In accounting for these differences in fat representation, I believe that “Steven Universe” and “She-Ra” succeed where other superhero films fail because both are created by queer women — Rebecca Sugar, a bisexual non-binary woman, and Noelle Stevenson, a lesbian who uses she/they pronouns according to her Twitter location. As queer women, they are not subject to the heterosexuality and hypermasculinity of fatphobia and thus are able to see past the sexism of this stigma in the superhero genre. They disregard traditional norms of gender and sexuality in their shows, dismantling the notion of the “ideal” man and woman that is so popular in mainstream superhero films.With the examples of “Steven Universe” and “She-Ra,” we can see how the superhero genre could do better in terms of fat representation if it didn’t so consistently fall prey to conventional norms.
Maybe, if we had less heterosexual male superheroes, fat characters could be brought in more as heroes themselves or simply as characters who aren’t around solely for comedic relief. Maybe, even if these types of heroes are still around, they could have romantic interests who are fat women that they are attracted to without having to go through a “Shallow Hal” scenario. Or maybe, you know, fat characters could just allowed to be actual human beings and not the punchline for once.
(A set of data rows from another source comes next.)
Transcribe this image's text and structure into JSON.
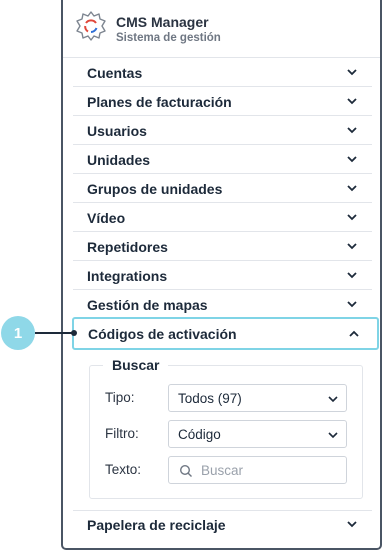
{
  "header": {
    "title": "CMS Manager",
    "subtitle": "Sistema de gestión",
    "logo_icon": "gear-logo-icon"
  },
  "menu": {
    "items": [
      {
        "label": "Cuentas"
      },
      {
        "label": "Planes de facturación"
      },
      {
        "label": "Usuarios"
      },
      {
        "label": "Unidades"
      },
      {
        "label": "Grupos de unidades"
      },
      {
        "label": "Vídeo"
      },
      {
        "label": "Repetidores"
      },
      {
        "label": "Integrations"
      },
      {
        "label": "Gestión de mapas"
      }
    ],
    "active": {
      "label": "Códigos de activación",
      "expanded": true
    },
    "after": [
      {
        "label": "Papelera de reciclaje"
      }
    ]
  },
  "search": {
    "legend": "Buscar",
    "tipo_label": "Tipo:",
    "tipo_value": "Todos (97)",
    "filtro_label": "Filtro:",
    "filtro_value": "Código",
    "texto_label": "Texto:",
    "texto_placeholder": "Buscar"
  },
  "callout": {
    "number": "1"
  },
  "colors": {
    "accent": "#7fd4e6",
    "badge": "#8fd8e8",
    "panel_border": "#4a5564",
    "text": "#1d2a3a"
  }
}
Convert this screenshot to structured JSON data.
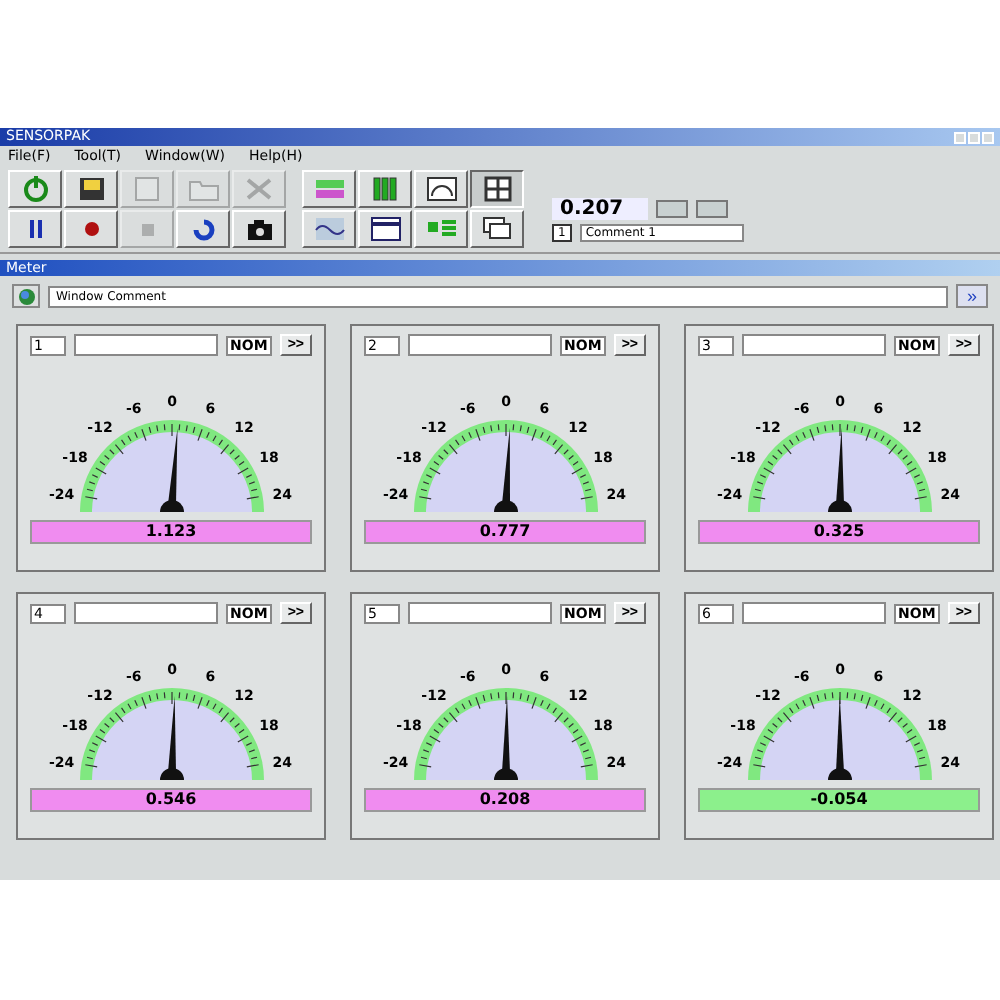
{
  "window": {
    "title": "SENSORPAK"
  },
  "menu": [
    "File(F)",
    "Tool(T)",
    "Window(W)",
    "Help(H)"
  ],
  "toolbar": {
    "rows": [
      [
        {
          "kind": "power",
          "disabled": false
        },
        {
          "kind": "save",
          "disabled": false
        },
        {
          "kind": "open",
          "disabled": true
        },
        {
          "kind": "folder",
          "disabled": true
        },
        {
          "kind": "tools",
          "disabled": true
        }
      ],
      [
        {
          "kind": "pause",
          "disabled": false
        },
        {
          "kind": "record",
          "disabled": false
        },
        {
          "kind": "stop",
          "disabled": true
        },
        {
          "kind": "refresh",
          "disabled": false
        },
        {
          "kind": "camera",
          "disabled": false
        }
      ]
    ],
    "views": [
      [
        {
          "kind": "digital",
          "selected": false
        },
        {
          "kind": "bars",
          "selected": false
        },
        {
          "kind": "meter",
          "selected": false
        },
        {
          "kind": "layout",
          "selected": true
        }
      ],
      [
        {
          "kind": "wave",
          "selected": false
        },
        {
          "kind": "table",
          "selected": false
        },
        {
          "kind": "list",
          "selected": false
        },
        {
          "kind": "windows",
          "selected": false
        }
      ]
    ],
    "reading": "0.207",
    "channel": "1",
    "comment": "Comment 1"
  },
  "meter_window": {
    "title": "Meter",
    "comment": "Window Comment",
    "next_button": "»"
  },
  "meters": [
    {
      "number": "1",
      "nom": "NOM",
      "more": ">>",
      "scale": [
        "-24",
        "-18",
        "-12",
        "-6",
        "0",
        "6",
        "12",
        "18",
        "24"
      ],
      "reading": "1.123",
      "color": "#f08cf0"
    },
    {
      "number": "2",
      "nom": "NOM",
      "more": ">>",
      "scale": [
        "-24",
        "-18",
        "-12",
        "-6",
        "0",
        "6",
        "12",
        "18",
        "24"
      ],
      "reading": "0.777",
      "color": "#f08cf0"
    },
    {
      "number": "3",
      "nom": "NOM",
      "more": ">>",
      "scale": [
        "-24",
        "-18",
        "-12",
        "-6",
        "0",
        "6",
        "12",
        "18",
        "24"
      ],
      "reading": "0.325",
      "color": "#f08cf0"
    },
    {
      "number": "4",
      "nom": "NOM",
      "more": ">>",
      "scale": [
        "-24",
        "-18",
        "-12",
        "-6",
        "0",
        "6",
        "12",
        "18",
        "24"
      ],
      "reading": "0.546",
      "color": "#f08cf0"
    },
    {
      "number": "5",
      "nom": "NOM",
      "more": ">>",
      "scale": [
        "-24",
        "-18",
        "-12",
        "-6",
        "0",
        "6",
        "12",
        "18",
        "24"
      ],
      "reading": "0.208",
      "color": "#f08cf0"
    },
    {
      "number": "6",
      "nom": "NOM",
      "more": ">>",
      "scale": [
        "-24",
        "-18",
        "-12",
        "-6",
        "0",
        "6",
        "12",
        "18",
        "24"
      ],
      "reading": "-0.054",
      "color": "#8cf08c"
    }
  ]
}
Please, superhero writers and creators — I am a human being and deserve to be treated as one.